Start of Dataset content

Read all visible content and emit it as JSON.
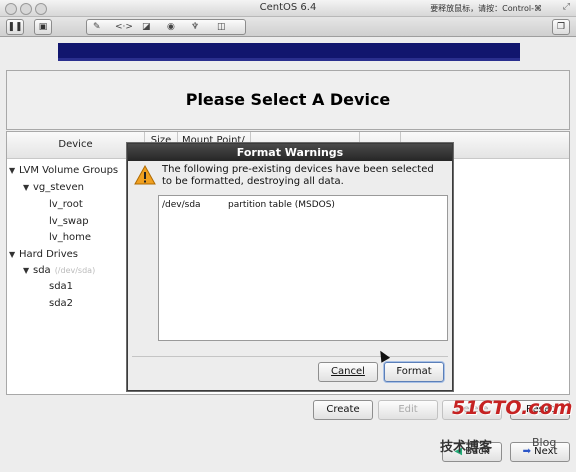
{
  "window": {
    "title": "CentOS 6.4",
    "hint": "要释放鼠标，请按：Control-⌘"
  },
  "toolbar": {
    "pause_icon": "pause-icon",
    "snapshot_icon": "disk-icon",
    "settings_icon": "wrench-icon",
    "network_icon": "arrows-icon",
    "restore_icon": "window-icon"
  },
  "page": {
    "title": "Please Select A Device"
  },
  "table": {
    "headers": {
      "device": "Device",
      "size": "Size",
      "mount": "Mount Point/"
    },
    "rows": [
      {
        "label": "LVM Volume Groups",
        "level": 0,
        "expander": "▼"
      },
      {
        "label": "vg_steven",
        "level": 1,
        "expander": "▼"
      },
      {
        "label": "lv_root",
        "level": 2,
        "expander": ""
      },
      {
        "label": "lv_swap",
        "level": 2,
        "expander": ""
      },
      {
        "label": "lv_home",
        "level": 2,
        "expander": ""
      },
      {
        "label": "Hard Drives",
        "level": 0,
        "expander": "▼"
      },
      {
        "label": "sda",
        "level": 1,
        "expander": "▼",
        "path": "(/dev/sda)"
      },
      {
        "label": "sda1",
        "level": 2,
        "expander": ""
      },
      {
        "label": "sda2",
        "level": 2,
        "expander": ""
      }
    ]
  },
  "buttons": {
    "create": "Create",
    "edit": "Edit",
    "delete": "Delete",
    "reset": "Reset",
    "back": "Back",
    "next": "Next"
  },
  "dialog": {
    "title": "Format Warnings",
    "message": "The following pre-existing devices have been selected to be formatted, destroying all data.",
    "devices": [
      {
        "device": "/dev/sda",
        "description": "partition table (MSDOS)"
      }
    ],
    "cancel": "Cancel",
    "format": "Format"
  },
  "watermark": {
    "site": "51CTO.com",
    "sub": "技术博客",
    "blog": "Blog"
  }
}
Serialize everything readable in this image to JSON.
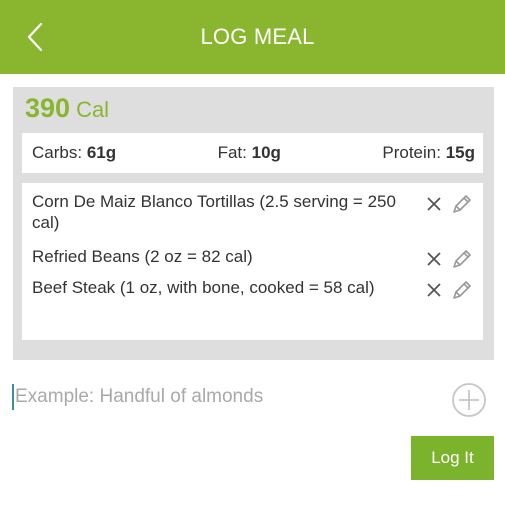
{
  "header": {
    "title": "LOG MEAL"
  },
  "summary": {
    "calories_value": "390",
    "calories_unit": "Cal",
    "macros": [
      {
        "label": "Carbs:",
        "value": "61g"
      },
      {
        "label": "Fat:",
        "value": "10g"
      },
      {
        "label": "Protein:",
        "value": "15g"
      }
    ],
    "items": [
      {
        "text": "Corn De Maiz Blanco Tortillas (2.5 serving = 250 cal)"
      },
      {
        "text": "Refried Beans (2 oz = 82 cal)"
      },
      {
        "text": "Beef Steak (1 oz, with bone, cooked  = 58 cal)"
      }
    ]
  },
  "input": {
    "placeholder": "Example: Handful of almonds",
    "value": ""
  },
  "log_button": {
    "label": "Log It"
  },
  "colors": {
    "brand_green": "#8ab52f",
    "button_green": "#7cb32d",
    "card_gray": "#dedede"
  },
  "icons": {
    "back": "chevron-left-icon",
    "remove": "close-icon",
    "edit": "pencil-icon",
    "add": "plus-circle-icon"
  }
}
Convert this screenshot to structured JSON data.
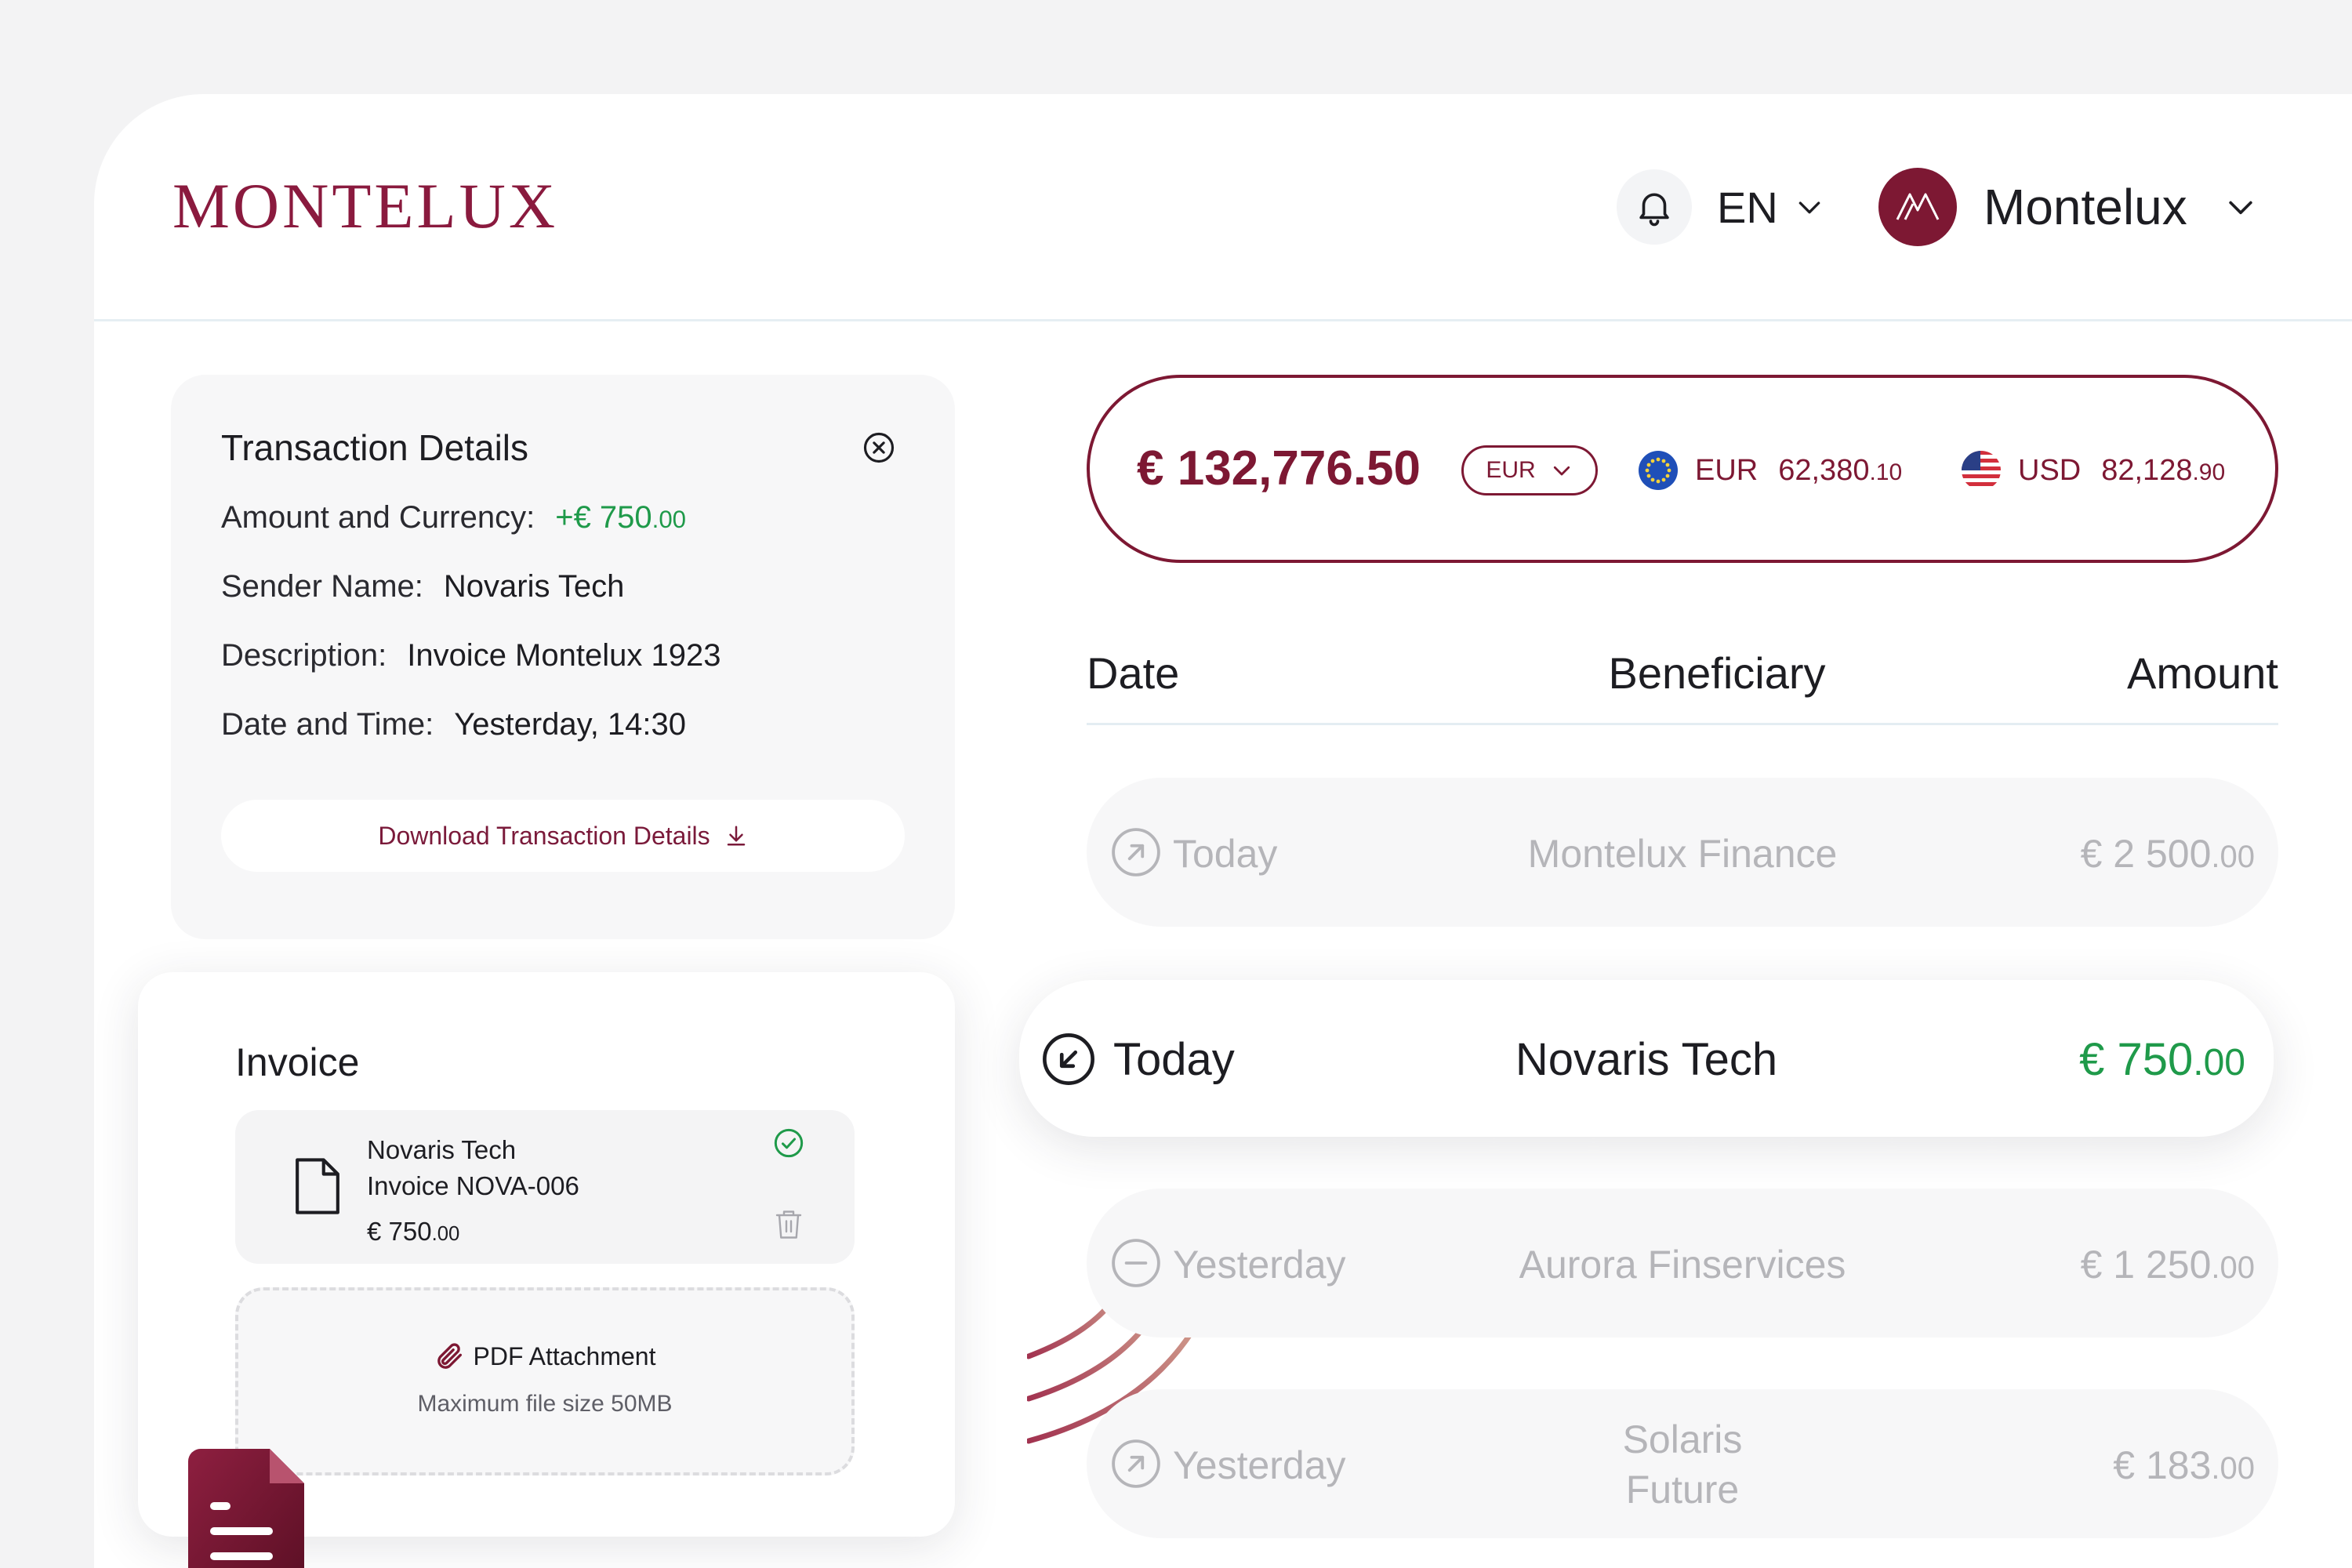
{
  "header": {
    "logo_text": "MONTELUX",
    "language": "EN",
    "account_name": "Montelux"
  },
  "details": {
    "title": "Transaction Details",
    "amount_label": "Amount  and Currency:",
    "amount_main": "+€ 750",
    "amount_dec": ".00",
    "sender_label": "Sender Name:",
    "sender_value": "Novaris Tech",
    "description_label": "Description:",
    "description_value": "Invoice Montelux 1923",
    "datetime_label": "Date and Time:",
    "datetime_value": "Yesterday, 14:30",
    "download_label": "Download Transaction Details"
  },
  "invoice": {
    "title": "Invoice",
    "file_company": "Novaris Tech",
    "file_name": "Invoice NOVA-006",
    "file_amount_main": "€ 750",
    "file_amount_dec": ".00",
    "attachment_label": "PDF Attachment",
    "attachment_hint": "Maximum file size 50MB"
  },
  "balance": {
    "total": "€ 132,776.50",
    "currency_select": "EUR",
    "eur_code": "EUR",
    "eur_main": "62,380",
    "eur_dec": ".10",
    "usd_code": "USD",
    "usd_main": "82,128",
    "usd_dec": ".90"
  },
  "table": {
    "col_date": "Date",
    "col_beneficiary": "Beneficiary",
    "col_amount": "Amount",
    "rows": [
      {
        "date": "Today",
        "beneficiary": "Montelux Finance",
        "amount_main": "€ 2 500",
        "amount_dec": ".00",
        "direction": "outgoing-arrow-icon"
      },
      {
        "date": "Today",
        "beneficiary": "Novaris Tech",
        "amount_main": "€ 750",
        "amount_dec": ".00",
        "direction": "incoming-arrow-icon"
      },
      {
        "date": "Yesterday",
        "beneficiary": "Aurora Finservices",
        "amount_main": "€ 1 250",
        "amount_dec": ".00",
        "direction": "minus-icon"
      },
      {
        "date": "Yesterday",
        "beneficiary_line1": "Solaris",
        "beneficiary_line2": "Future",
        "amount_main": "€ 183",
        "amount_dec": ".00",
        "direction": "outgoing-arrow-icon"
      }
    ]
  },
  "colors": {
    "brand": "#7d1833",
    "positive": "#1f9a4a",
    "muted": "#b5b5b9"
  }
}
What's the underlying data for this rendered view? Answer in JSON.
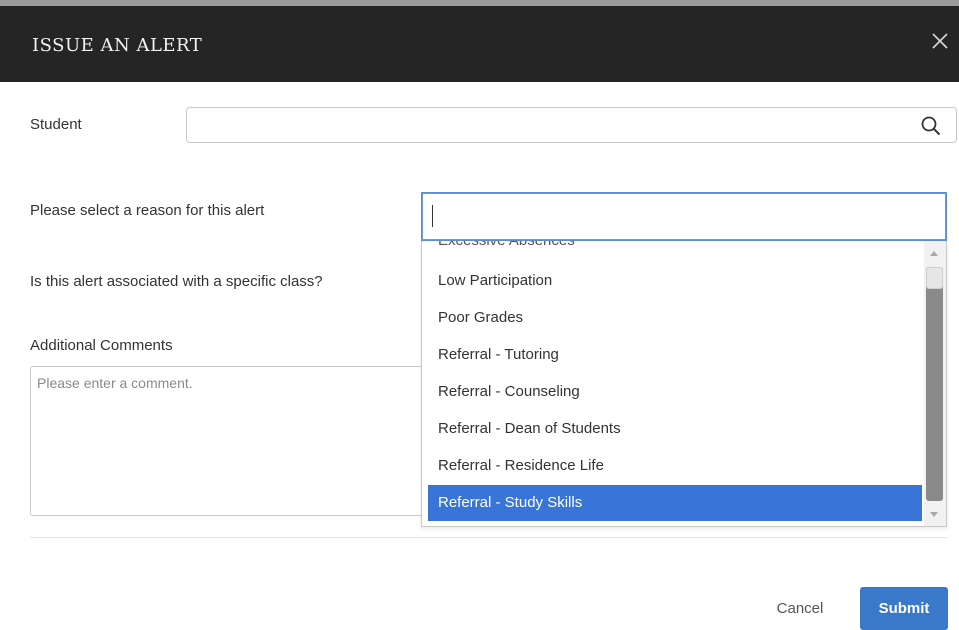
{
  "dialog": {
    "title": "ISSUE AN ALERT"
  },
  "form": {
    "student_label": "Student",
    "student_value": "",
    "reason_label": "Please select a reason for this alert",
    "reason_value": "",
    "class_label": "Is this alert associated with a specific class?",
    "comments_label": "Additional Comments",
    "comments_placeholder": "Please enter a comment."
  },
  "dropdown": {
    "options": [
      "Excessive Absences",
      "Low Participation",
      "Poor Grades",
      "Referral - Tutoring",
      "Referral - Counseling",
      "Referral - Dean of Students",
      "Referral - Residence Life",
      "Referral - Study Skills"
    ],
    "highlighted": "Referral - Study Skills"
  },
  "footer": {
    "cancel_label": "Cancel",
    "submit_label": "Submit"
  },
  "icons": {
    "close": "close-icon",
    "search": "search-icon"
  },
  "colors": {
    "header_bg": "#252525",
    "accent": "#3a78c9",
    "highlight": "#3875d7"
  }
}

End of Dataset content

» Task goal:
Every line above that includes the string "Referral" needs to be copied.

» Exercise solution:
      "Referral - Tutoring",
      "Referral - Counseling",
      "Referral - Dean of Students",
      "Referral - Residence Life",
      "Referral - Study Skills"
    "highlighted": "Referral - Study Skills"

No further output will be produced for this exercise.